Aerobic exercise interventions in people with schizophrenia have been demonstrated to improve clinical outcomes, but findings regarding the underlying neural mechanisms are limited and mainly focus on the hippocampal formation. Therefore, we conducted a global exploratory analysis of structural and functional neural adaptations after exercise and explored their clinical implications.
In this randomized controlled trial, structural and functional MRI data were available for 91 patients with schizophrenia who performed either aerobic exercise on a bicycle ergometer or underwent a flexibility, strengthening, and balance training as control group.
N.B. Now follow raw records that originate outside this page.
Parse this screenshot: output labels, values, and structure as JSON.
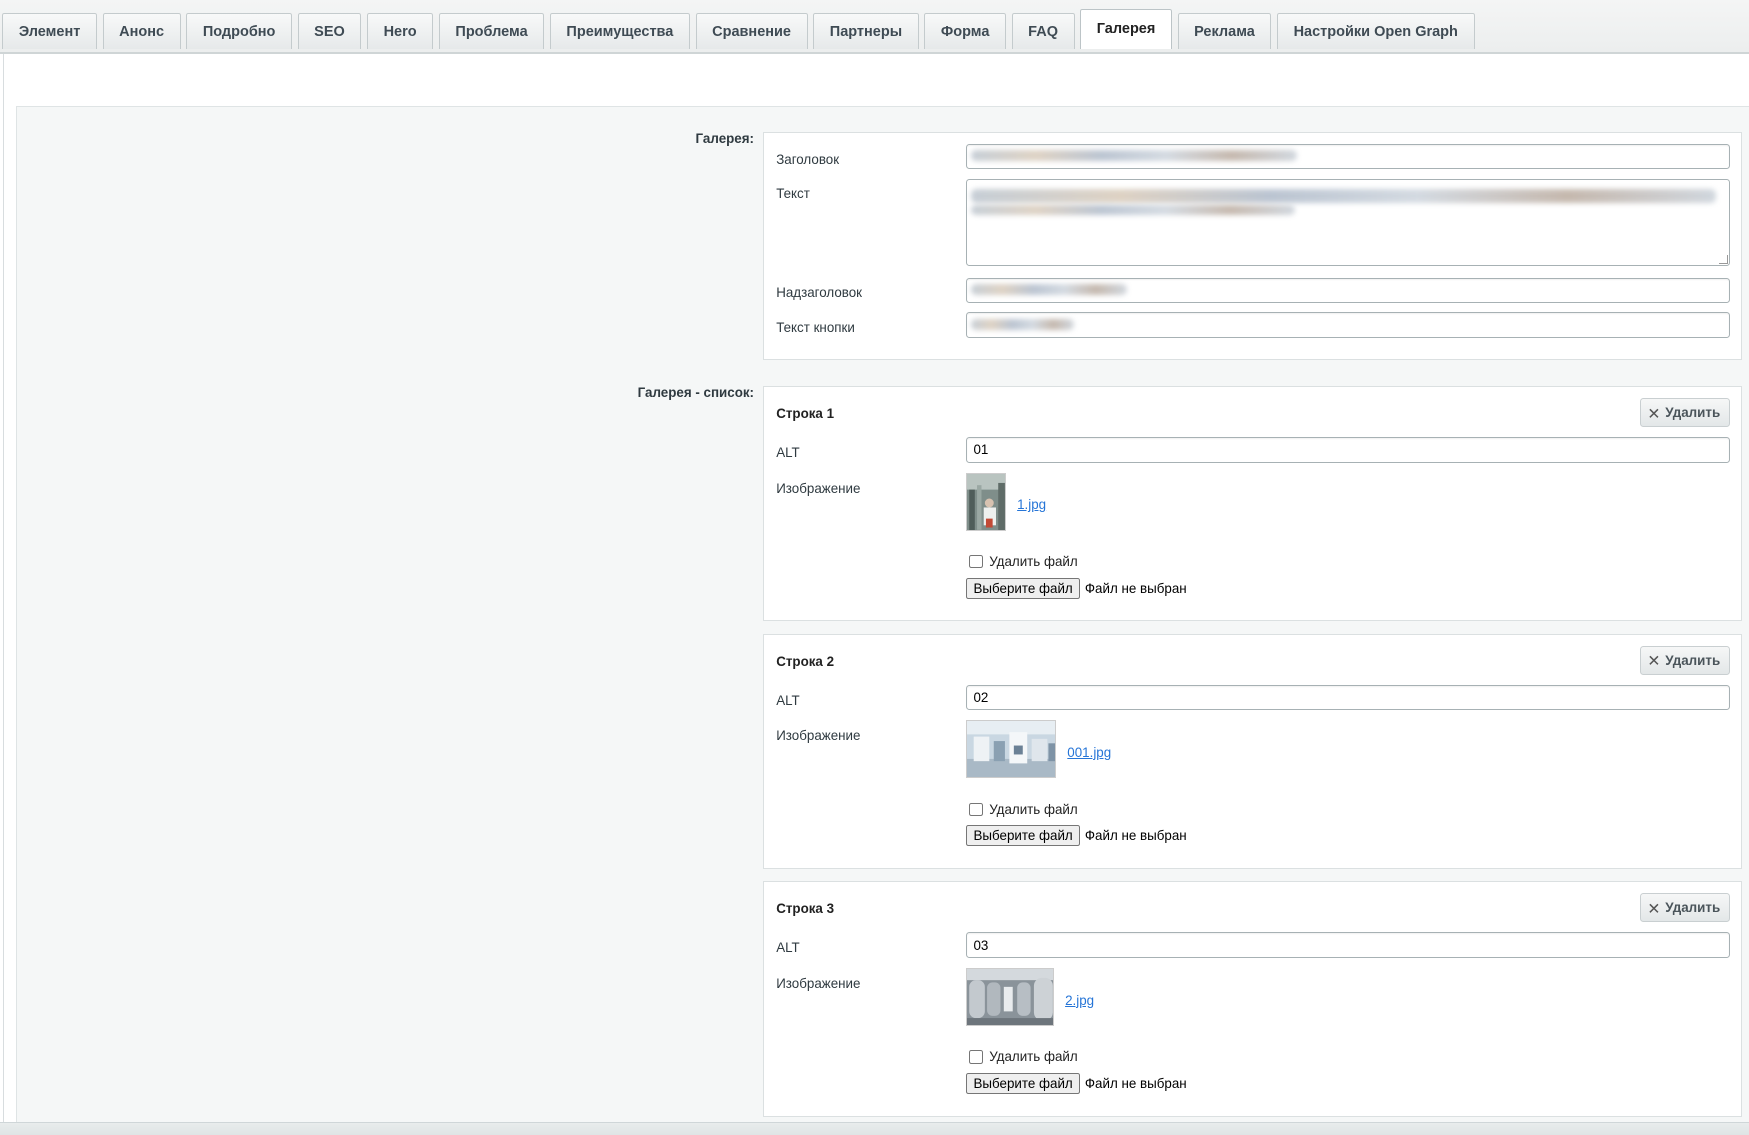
{
  "tabs": [
    {
      "label": "Элемент",
      "active": false
    },
    {
      "label": "Анонс",
      "active": false
    },
    {
      "label": "Подробно",
      "active": false
    },
    {
      "label": "SEO",
      "active": false
    },
    {
      "label": "Hero",
      "active": false
    },
    {
      "label": "Проблема",
      "active": false
    },
    {
      "label": "Преимущества",
      "active": false
    },
    {
      "label": "Сравнение",
      "active": false
    },
    {
      "label": "Партнеры",
      "active": false
    },
    {
      "label": "Форма",
      "active": false
    },
    {
      "label": "FAQ",
      "active": false
    },
    {
      "label": "Галерея",
      "active": true
    },
    {
      "label": "Реклама",
      "active": false
    },
    {
      "label": "Настройки Open Graph",
      "active": false
    }
  ],
  "gallery": {
    "section_label": "Галерея:",
    "fields": {
      "title_label": "Заголовок",
      "text_label": "Текст",
      "supertitle_label": "Надзаголовок",
      "button_text_label": "Текст кнопки"
    }
  },
  "gallery_list": {
    "section_label": "Галерея - список:",
    "rows": [
      {
        "title": "Строка 1",
        "delete_label": "Удалить",
        "alt_label": "ALT",
        "alt_value": "01",
        "image_label": "Изображение",
        "file_name": "1.jpg",
        "delete_file_label": "Удалить файл",
        "choose_file_label": "Выберите файл",
        "no_file_label": "Файл не выбран"
      },
      {
        "title": "Строка 2",
        "delete_label": "Удалить",
        "alt_label": "ALT",
        "alt_value": "02",
        "image_label": "Изображение",
        "file_name": "001.jpg",
        "delete_file_label": "Удалить файл",
        "choose_file_label": "Выберите файл",
        "no_file_label": "Файл не выбран"
      },
      {
        "title": "Строка 3",
        "delete_label": "Удалить",
        "alt_label": "ALT",
        "alt_value": "03",
        "image_label": "Изображение",
        "file_name": "2.jpg",
        "delete_file_label": "Удалить файл",
        "choose_file_label": "Выберите файл",
        "no_file_label": "Файл не выбран"
      }
    ]
  },
  "colors": {
    "link": "#2675d7",
    "panel_bg": "#f5f7f7",
    "tab_bg": "#e6e9ea"
  }
}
We analyzed clinical and neuroimaging data before and after 6 months of regular exercise. Bayesian linear mixed models and Bayesian logistic regressions were calculated to evaluate effects of exercise on multiple neural outcomes and their potential clinical relevance.
Our results indicated that aerobic exercise in people with schizophrenia led to structural and functional adaptations mainly within the default-mode network, the cortico-striato-pallido-thalamo-cortical loop, and the cerebello-thalamo-cortical pathway. We further observed that volume increases in the right posterior cingulate gyrus as a central node of the default-mode network were linked to improvements in disorder severity.
These exploratory findings suggest a positive impact of aerobic exercise on 3 cerebral networks that are involved in the pathophysiology of schizophrenia.
The underlying study of this manuscript was registered in the International Clinical Trials Database, ClinicalTrials.gov (NCT number: NCT03466112, https://classic.clinicaltrials.gov/ct2/show/NCT03466112?term=NCT03466112&draw=2&rank=1) and in the German Clinical Trials Register (DRKS-ID: DRKS00009804).